At the time of the stop, McKinnis had a single warrant out for his arrest on suspicion of petty larceny, police reports say.
When officers looked up the fake name McKinnis had given them, several active arrest warrants popped up, the police reports say.
The two officers then asked McKinnis, who is black, to get out of the car.
Salazar is a white woman, and it is unclear what race the two officers are.
Outside the car, McKinnis ran, the police reports say.
The officers soon caught up to McKinnis, who was 5 feet 7 inches tall and weighed 244 pounds, according to his autopsy report.
As police caught McKinnis, additional officers arrived on the scene, Salazar’s lawsuit says. Some helped subdue McKinnis while others stood by.
During the struggle McKinnis was able to crawl back into Salazar’s car, the police reports say. Though he was able to turn the car on, officers were able to drag him back outside the vehicle.
As he fought with officers, McKinnis kicked so much he was placed into leg shackles, Officer Steven Sheldon’s report says. The report also acknowledges that McKinnis said he could not breathe.
“I told him that we could not help him if he continued to fight with officers,” Sheldon wrote.
As the officers wrestled with McKinnis, “one of them had his arm around his neck,” Salazar said during police questioning. “And he kept hollering he couldn’t breathe, he couldn’t breathe. Then I was still hollering at him to stop and the cops told me to sit down.”
After she sat on the curb, Salazar said she could still hear McKinnis tell officers that he could not breathe. Each time she tried to stand, police ordered her to sit back down, she said.
Soon McKinnis’ face began to swell, Sheldon wrote in his report. Eventually he began to calm and officers tried to roll him onto his side to get him off the ground.
“When we tried to roll him, we found that he was non-responsive,” Sheldon wrote.
“The next thing I seen was them working on his heart,” Salazar told police.
After approximately one minute, Sheldon said he found McKinnis had no pulse and was not breathing,0 and another officer began administering CPR.
“From the time I arrived, to the time (McKinnis) quit resisting and became unresponsive, about three minutes passed,” Sheldon wrote.

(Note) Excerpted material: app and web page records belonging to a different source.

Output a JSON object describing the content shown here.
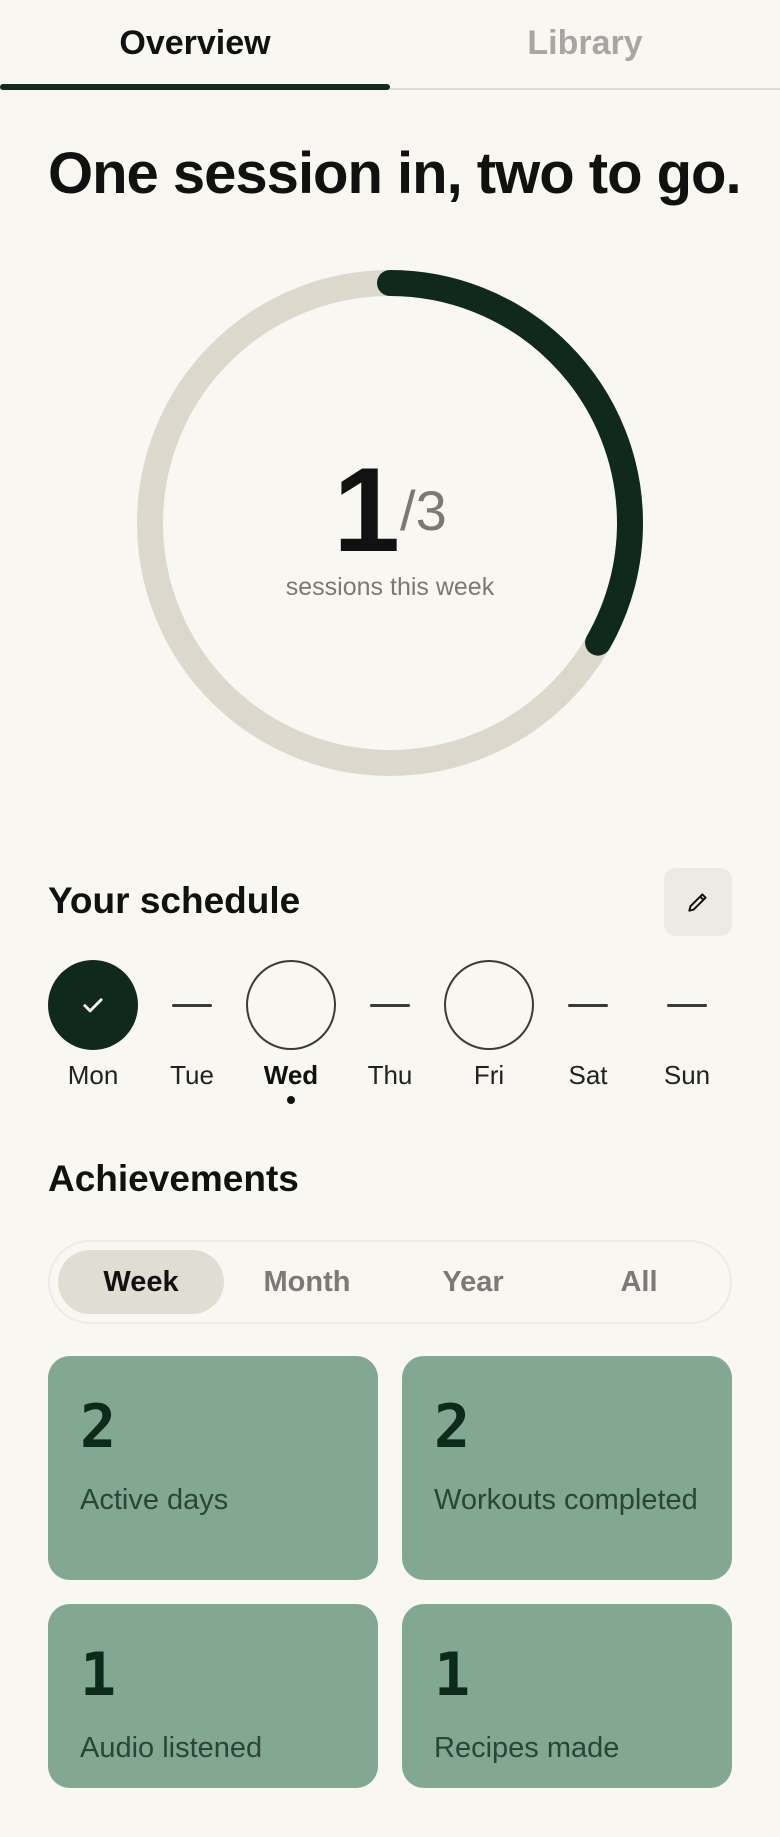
{
  "tabs": [
    {
      "label": "Overview",
      "active": true
    },
    {
      "label": "Library",
      "active": false
    }
  ],
  "headline": "One session in, two to go.",
  "progress": {
    "completed": "1",
    "total": "/3",
    "caption": "sessions this week",
    "fraction": 0.333,
    "track_color": "#dcd9cc",
    "fill_color": "#0f2a1c"
  },
  "schedule": {
    "title": "Your schedule",
    "edit_icon": "pencil-icon",
    "days": [
      {
        "label": "Mon",
        "state": "done"
      },
      {
        "label": "Tue",
        "state": "rest"
      },
      {
        "label": "Wed",
        "state": "planned",
        "today": true
      },
      {
        "label": "Thu",
        "state": "rest"
      },
      {
        "label": "Fri",
        "state": "planned"
      },
      {
        "label": "Sat",
        "state": "rest"
      },
      {
        "label": "Sun",
        "state": "rest"
      }
    ]
  },
  "achievements": {
    "title": "Achievements",
    "periods": [
      "Week",
      "Month",
      "Year",
      "All"
    ],
    "selected_period": "Week",
    "cards": [
      {
        "value": "2",
        "label": "Active days"
      },
      {
        "value": "2",
        "label": "Workouts completed"
      },
      {
        "value": "1",
        "label": "Audio listened"
      },
      {
        "value": "1",
        "label": "Recipes made"
      }
    ],
    "card_color": "#83a891"
  }
}
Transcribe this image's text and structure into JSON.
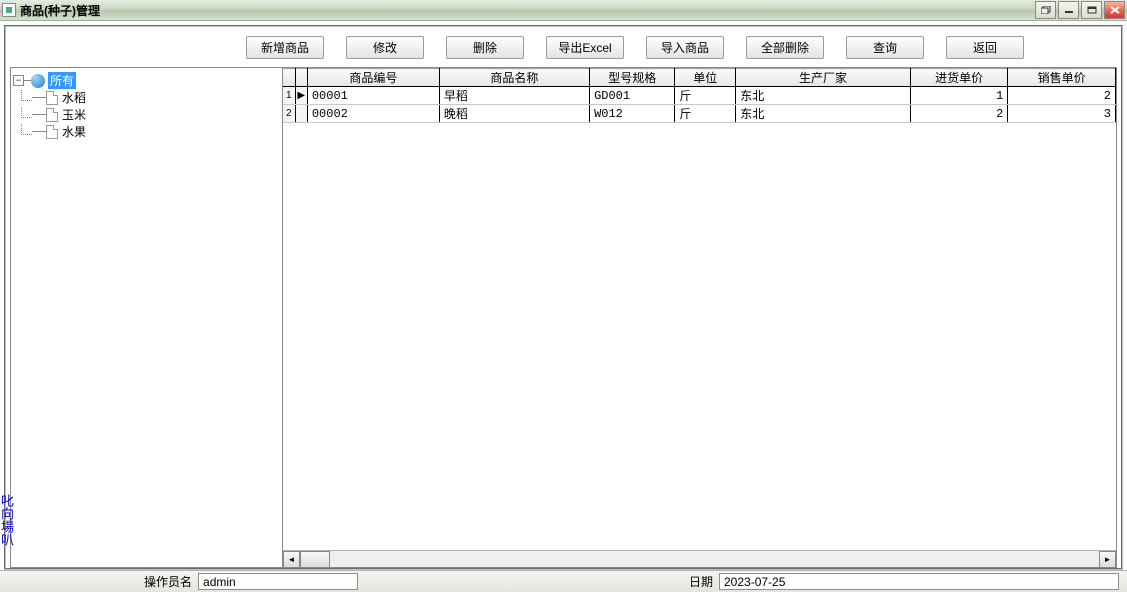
{
  "window": {
    "title": "商品(种子)管理"
  },
  "toolbar": {
    "add": "新增商品",
    "edit": "修改",
    "delete": "删除",
    "export": "导出Excel",
    "import": "导入商品",
    "deleteAll": "全部删除",
    "query": "查询",
    "back": "返回"
  },
  "tree": {
    "root": "所有",
    "children": [
      "水稻",
      "玉米",
      "水果"
    ]
  },
  "grid": {
    "columns": [
      "商品编号",
      "商品名称",
      "型号规格",
      "单位",
      "生产厂家",
      "进货单价",
      "销售单价"
    ],
    "rows": [
      {
        "id": "00001",
        "name": "早稻",
        "spec": "GD001",
        "unit": "斤",
        "maker": "东北",
        "pin": "1",
        "pout": "2"
      },
      {
        "id": "00002",
        "name": "晚稻",
        "spec": "W012",
        "unit": "斤",
        "maker": "东北",
        "pin": "2",
        "pout": "3"
      }
    ]
  },
  "left_vert": "叱向場叭",
  "status": {
    "operator_label": "操作员名",
    "operator_value": "admin",
    "date_label": "日期",
    "date_value": "2023-07-25"
  }
}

Around this time Salazar heard an officer tell another to “get her out of here before the press gets here,” her lawsuit says. She was ushered into a police car, where she says she sat for about 30 minutes before she was driven to the police station for questioning.
The autopsy, performed by Dr. Erik Mitchell, found that McKinnis could not breathe because of his body position, which caused his heart to stop.
The manner of McKinnis’ death was accidental, Mitchell wrote.
Though Mitchell found a number of significant bruises in the internal structure of McKinnis’ neck, he could not differentiate between any neck pressure that may have been applied and the effects of “vigorous resuscitation.”
Officers involved said nobody held or compressed McKinnis’ neck, though his legs were restrained and his shoulders were held down, Mitchell wrote.
Combining McKinnis’ large figure, his position on the ground — with his hands behind his back — and pressure on his shoulders, Mitchell wrote “significant restriction of respiration may take place.”
Reviewing police car video of the incident, Mitchell wrote that he could hear McKinnis complain that he could not breathe “though he continues to talk for a time before he becomes unresponsive.”
The video itself “has no clear picture of what transpires physically,” he wrote.
A search of Salazar’s car after the stop turned up neither drugs nor weapons, police reports say.
After the fact
After McKinnis’ death the Kansas City, Kan., Police Department conducted two internal investigations, Couchman, the defense attorney, said. Neither found evidence of criminal wrongdoing or policy violations, he said.
With the exception of one retired officer, all of the other defendants remain employed by the department, Couchman said.
Salazar’s and the McKinnis family’s lawsuits are ongoing and scheduled to go to trial in 2017. Currently, the plaintiffs and defendants are working through the evidence discovery process.
The trial for the McKinnis family’s lawsuit is scheduled for October 2017, while a trial date for Salazar’s lawsuit has not yet been scheduled.